The election descended upon Charleston this past week, as the state prepared for the First in the South Primary. In the end, former Vice President Joe Biden ended up on top with 48% of the popular vote and 39 delegates, followed by Vermont Senator Bernie Sanders with with 20% of the vote and fifteen delegates. Tom Steyer, former Mayor Pete Buttigieg, and Minnesota Senator Amy Klobuchar dropped out of the race after receiving negligible votes with former Mayor Mike Bloomberg and Massachusetts Senator Elizabeth Warren following suit after the Super Tuesday primaries. Hawaii Representative Tulsi Gabbard remains in the race with one delegate to compete with Biden and Sanders for the Democratic nomination to take on President Donald Trump in November.
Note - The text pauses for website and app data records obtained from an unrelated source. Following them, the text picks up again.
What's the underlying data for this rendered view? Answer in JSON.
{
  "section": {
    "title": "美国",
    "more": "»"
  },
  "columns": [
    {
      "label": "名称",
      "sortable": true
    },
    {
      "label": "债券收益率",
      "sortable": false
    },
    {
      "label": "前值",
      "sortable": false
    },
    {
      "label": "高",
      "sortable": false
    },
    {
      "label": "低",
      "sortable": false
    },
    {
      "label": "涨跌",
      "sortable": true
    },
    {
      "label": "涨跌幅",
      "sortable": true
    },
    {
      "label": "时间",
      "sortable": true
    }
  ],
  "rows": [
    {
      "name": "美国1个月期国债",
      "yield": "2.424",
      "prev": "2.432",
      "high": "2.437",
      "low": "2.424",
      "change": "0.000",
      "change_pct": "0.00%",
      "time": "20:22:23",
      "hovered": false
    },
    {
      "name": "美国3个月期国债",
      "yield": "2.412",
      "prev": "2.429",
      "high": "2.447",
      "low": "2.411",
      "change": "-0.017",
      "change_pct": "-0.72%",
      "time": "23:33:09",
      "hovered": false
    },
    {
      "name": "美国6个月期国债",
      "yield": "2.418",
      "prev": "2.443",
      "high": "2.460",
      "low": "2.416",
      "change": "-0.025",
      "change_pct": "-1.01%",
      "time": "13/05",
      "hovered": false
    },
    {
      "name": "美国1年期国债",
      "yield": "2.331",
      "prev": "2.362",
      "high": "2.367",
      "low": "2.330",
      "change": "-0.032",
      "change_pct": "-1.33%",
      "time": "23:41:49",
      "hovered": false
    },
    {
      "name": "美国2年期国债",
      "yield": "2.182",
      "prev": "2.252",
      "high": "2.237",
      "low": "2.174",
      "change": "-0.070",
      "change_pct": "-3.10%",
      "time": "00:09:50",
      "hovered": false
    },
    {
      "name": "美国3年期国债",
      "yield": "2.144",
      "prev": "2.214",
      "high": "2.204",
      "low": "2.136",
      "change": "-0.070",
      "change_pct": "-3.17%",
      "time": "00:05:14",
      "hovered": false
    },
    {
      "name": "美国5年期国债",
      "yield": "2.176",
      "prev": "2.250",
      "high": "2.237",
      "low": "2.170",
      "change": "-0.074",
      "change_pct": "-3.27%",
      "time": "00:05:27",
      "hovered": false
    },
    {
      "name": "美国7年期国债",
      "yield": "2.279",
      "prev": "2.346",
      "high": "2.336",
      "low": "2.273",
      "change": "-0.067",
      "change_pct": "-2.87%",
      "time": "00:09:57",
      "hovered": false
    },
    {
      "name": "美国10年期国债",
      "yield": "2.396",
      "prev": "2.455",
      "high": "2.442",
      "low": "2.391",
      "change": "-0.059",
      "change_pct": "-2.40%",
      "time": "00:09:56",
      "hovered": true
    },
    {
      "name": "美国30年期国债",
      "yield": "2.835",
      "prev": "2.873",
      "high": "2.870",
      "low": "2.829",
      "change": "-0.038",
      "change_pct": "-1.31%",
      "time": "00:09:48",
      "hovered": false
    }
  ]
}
Democratic Town Halls
This was a super cool night, as I had never been to a national political rally or event before. The town halls were moderated by CNN, as selected members of the audience asked predetermined questions to the candidates in their respective hour to speak. The town halls occurred on Monday and Wednesday, but I was only able to see the Wednesday candidates, Mike Bloomberg, Joe Biden, Amy Klobuchar, and Elizabeth Warren.
First up was not-so-mini Mike Bloomberg, who seemed to be of average stature from my perspective. He started off a little shaky but did better as his time progressed. I imagine, as the ninth richest person in the world with a net worth of over fifty billion dollars, Bloomberg is not used to asking many people for things especially votes on a national scale, so this election must be a new experience for him. Someone in the audience likened him to a turtle, which made me feel bad for the poor guy.
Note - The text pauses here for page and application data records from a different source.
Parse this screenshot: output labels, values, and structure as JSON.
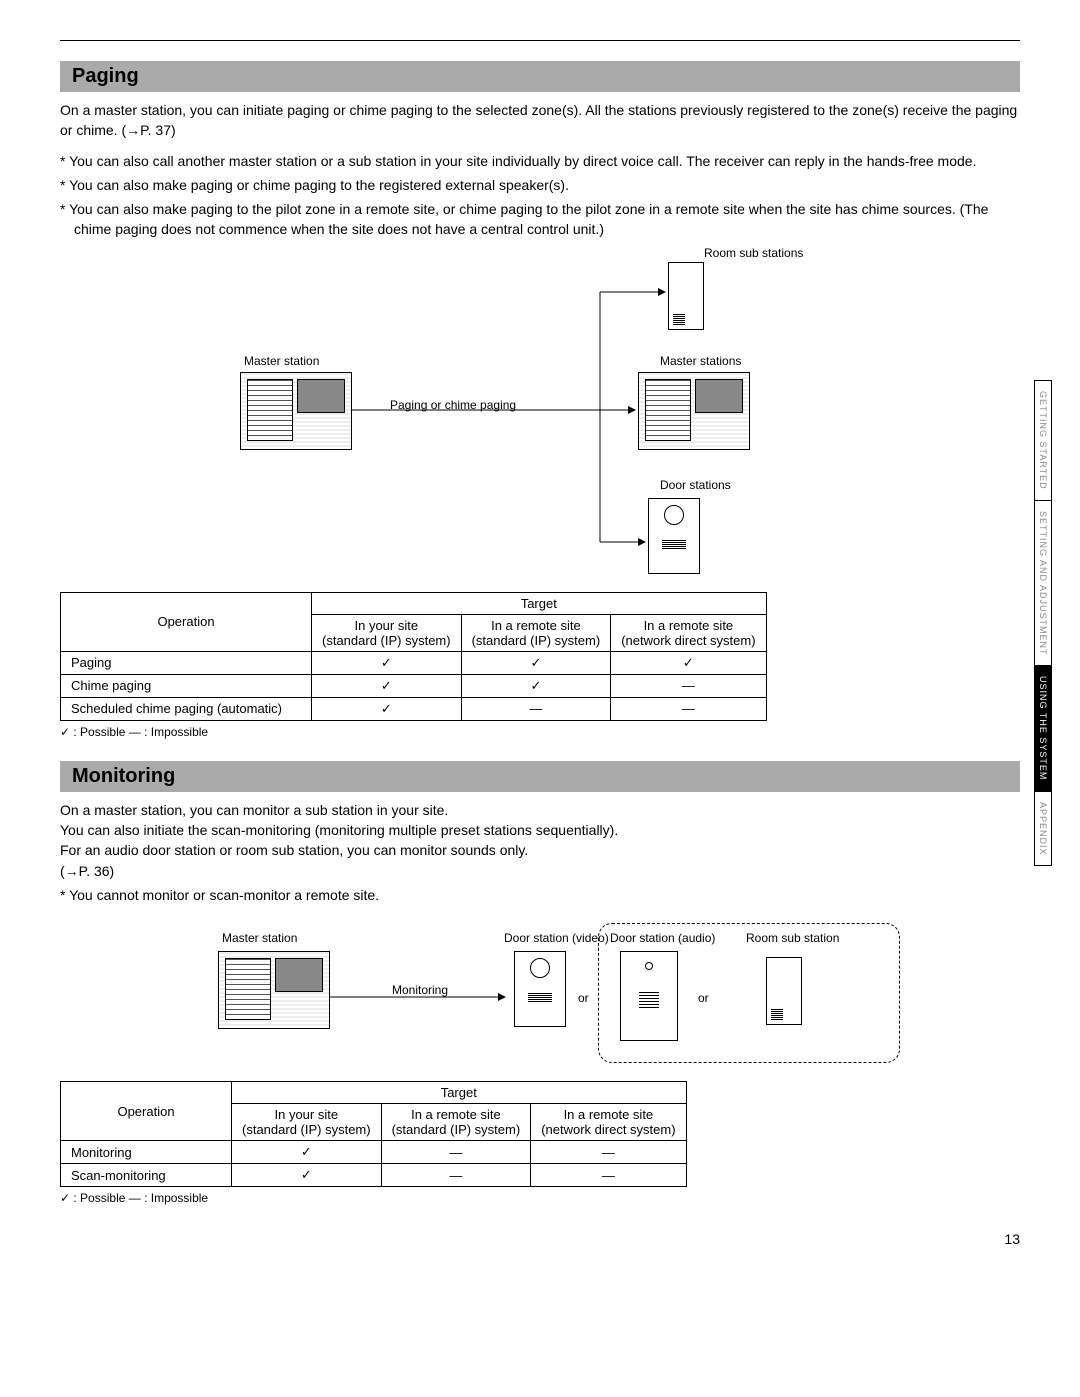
{
  "page_number": "13",
  "side_tabs": [
    "GETTING STARTED",
    "SETTING AND ADJUSTMENT",
    "USING THE SYSTEM",
    "APPENDIX"
  ],
  "active_side_tab_index": 2,
  "sections": {
    "paging": {
      "title": "Paging",
      "intro": "On a master station, you can initiate paging or chime paging to the selected zone(s). All the stations previously registered to the zone(s) receive the paging or chime. (→P. 37)",
      "notes": [
        "You can also call another master station or a sub station in your site individually by direct voice call. The receiver can reply in the hands-free mode.",
        "You can also make paging or chime paging to the registered external speaker(s).",
        "You can also make paging to the pilot zone in a remote site, or chime paging to the pilot zone in a remote site when the site has chime sources. (The chime paging does not commence when the site does not have a central control unit.)"
      ],
      "diagram_labels": {
        "master_station": "Master station",
        "paging_or_chime": "Paging or chime paging",
        "room_sub_stations": "Room sub stations",
        "master_stations": "Master stations",
        "door_stations": "Door stations"
      },
      "table": {
        "operation_header": "Operation",
        "target_header": "Target",
        "cols": [
          {
            "l1": "In your site",
            "l2": "(standard (IP) system)"
          },
          {
            "l1": "In a remote site",
            "l2": "(standard (IP) system)"
          },
          {
            "l1": "In a remote site",
            "l2": "(network direct system)"
          }
        ],
        "rows": [
          {
            "op": "Paging",
            "v": [
              "✓",
              "✓",
              "✓"
            ]
          },
          {
            "op": "Chime paging",
            "v": [
              "✓",
              "✓",
              "—"
            ]
          },
          {
            "op": "Scheduled chime paging (automatic)",
            "v": [
              "✓",
              "—",
              "—"
            ]
          }
        ]
      },
      "legend": "✓ : Possible    — : Impossible"
    },
    "monitoring": {
      "title": "Monitoring",
      "intro_lines": [
        "On a master station, you can monitor a sub station in your site.",
        "You can also initiate the scan-monitoring (monitoring multiple preset stations sequentially).",
        "For an audio door station or room sub station, you can monitor sounds only.",
        "(→P. 36)"
      ],
      "notes": [
        "You cannot monitor or scan-monitor a remote site."
      ],
      "diagram_labels": {
        "master_station": "Master station",
        "monitoring": "Monitoring",
        "door_video": "Door station (video)",
        "door_audio": "Door station (audio)",
        "room_sub": "Room sub station",
        "or": "or"
      },
      "table": {
        "operation_header": "Operation",
        "target_header": "Target",
        "cols": [
          {
            "l1": "In your site",
            "l2": "(standard (IP) system)"
          },
          {
            "l1": "In a remote site",
            "l2": "(standard (IP) system)"
          },
          {
            "l1": "In a remote site",
            "l2": "(network direct system)"
          }
        ],
        "rows": [
          {
            "op": "Monitoring",
            "v": [
              "✓",
              "—",
              "—"
            ]
          },
          {
            "op": "Scan-monitoring",
            "v": [
              "✓",
              "—",
              "—"
            ]
          }
        ]
      },
      "legend": "✓ : Possible    — : Impossible"
    }
  }
}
Biden went next and had a solid performance, in my opinion. He had no major slip ups, and he showed his intellect by pontificating on glioblastoma and gene sequencing techniques that could potentially be used to treat the cancer. He even stayed on stage during one of the breaks to give out the numbers of Nobel laureates researching glioblastoma to members of the audience that have family members dealing with the disease. What a guy!
Next up came Amy Klobuchar, and I thought she really won the crowd over much more than the other three candidates. The town hall format was greatly favorable to her, and I would like the egregious debates to be replaced with themed town hall events to better showcase the candidates’ records and policies. All in all, I think she had a great showing.
Last, but certainly not least, Elizabeth Warren came blazing out. She had previously been campaigning in Orangeburg for the day and had come directly from a rally at the Music Farm with John Legend. At ten o’clock, I give her major props for her stamina and palpable energy as the septuagenarian was still invigorated after that long day. Sticking to her brand, she rebutted the first two questions thrown her way with stern defiance that many in the crowd seemed to interpret as latent aggression.
Again, the Trump rally was like nothing I had ever experienced before. I was really surprised at how nice everyone was, and the event was surprisingly more diverse than the former. Once the person standing next to me accidently bumped my head, to which he promptly gave me a bear hug, apologized, and called me his “little buddy.” It was very endearing.
Henry McMaster was the first major politician to take the mike, and many raptors may recognize him from when he came to our school last year. He did not state much of substance, but it was cool to see all of our prominent state legislators in one place.
Tim Scott and Lindsey Graham spoke next, and let me say that Tim Scott is a legend. He got the crowd fired up, and we were even able to close enough to him to shake hands. He seemed like a definite bro.
Finally, ole Uncle Donnie emerged, with spray tan and toupee in tow. He gave a very charismatic speech, all without a visible teleprompter. One thing that concerned me was that he got the stadium to cheer “twenty-five more years,” in response to the upcoming election, which is a clear violation of the twenty-second amendment passed after FDR’s twelve years in office. He is a great public speaker though, able to address dozens of thousands of people with aplomb.
It is anyone’s guess as to how these next few months will play out, but it is my sincere hope that everyone will be civil and kind to each other as we move forward together as a country.